*TASK REQUIREMENTS:* Copy every line from the records that holds the word "icon".

(Collected data entries)
——————

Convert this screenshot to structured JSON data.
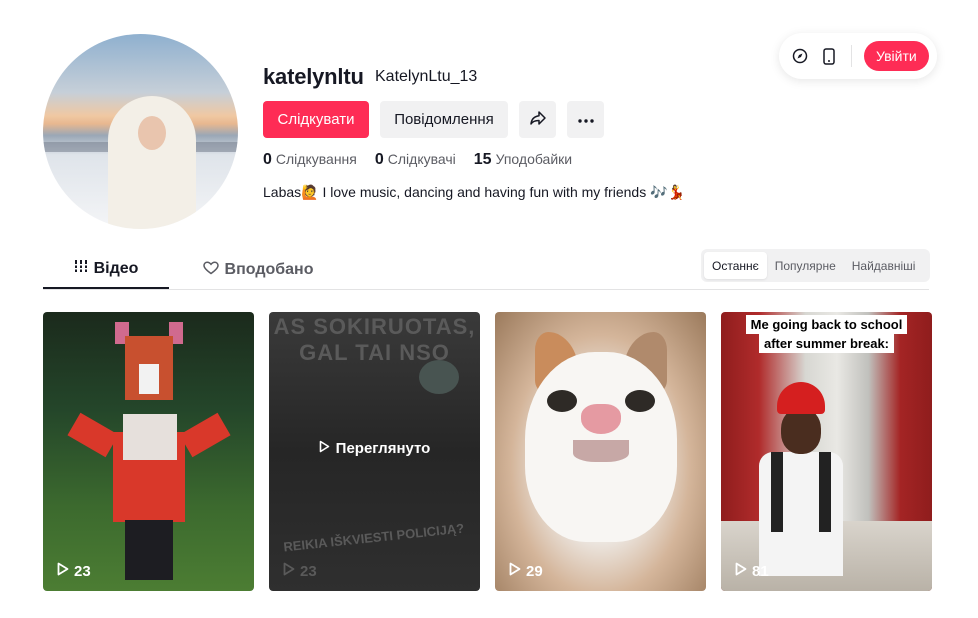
{
  "top_bar": {
    "compass_icon": "compass-icon",
    "mobile_icon": "mobile-phone-icon",
    "login_label": "Увійти"
  },
  "profile": {
    "username": "katelynltu",
    "nickname": "KatelynLtu_13",
    "follow_label": "Слідкувати",
    "message_label": "Повідомлення",
    "share_icon": "share-icon",
    "more_icon": "more-icon",
    "stats": [
      {
        "value": "0",
        "label": "Слідкування"
      },
      {
        "value": "0",
        "label": "Слідкувачі"
      },
      {
        "value": "15",
        "label": "Уподобайки"
      }
    ],
    "bio": "Labas🙋 I love music, dancing and having fun with my friends 🎶💃"
  },
  "tabs": {
    "videos": "Відео",
    "liked": "Вподобано"
  },
  "sort": {
    "latest": "Останнє",
    "popular": "Популярне",
    "oldest": "Найдавніші",
    "active": "latest"
  },
  "videos": [
    {
      "views": "23"
    },
    {
      "views": "23",
      "watched_label": "Переглянуто",
      "top_text_1": "AS SOKIRUOTAS,",
      "top_text_2": "GAL TAI NSO",
      "bottom_text": "REIKIA IŠKVIESTI POLICIJĄ?"
    },
    {
      "views": "29"
    },
    {
      "views": "81",
      "caption_line1": "Me going back to school",
      "caption_line2": "after summer break:"
    }
  ],
  "colors": {
    "accent": "#fe2c55",
    "text_primary": "#161823",
    "text_secondary": "#5b5c63",
    "button_gray": "#f1f1f2"
  }
}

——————

*SOLUTION TO THIS TASK:*
    "compass_icon": "compass-icon",
    "mobile_icon": "mobile-phone-icon",
    "share_icon": "share-icon",
    "more_icon": "more-icon",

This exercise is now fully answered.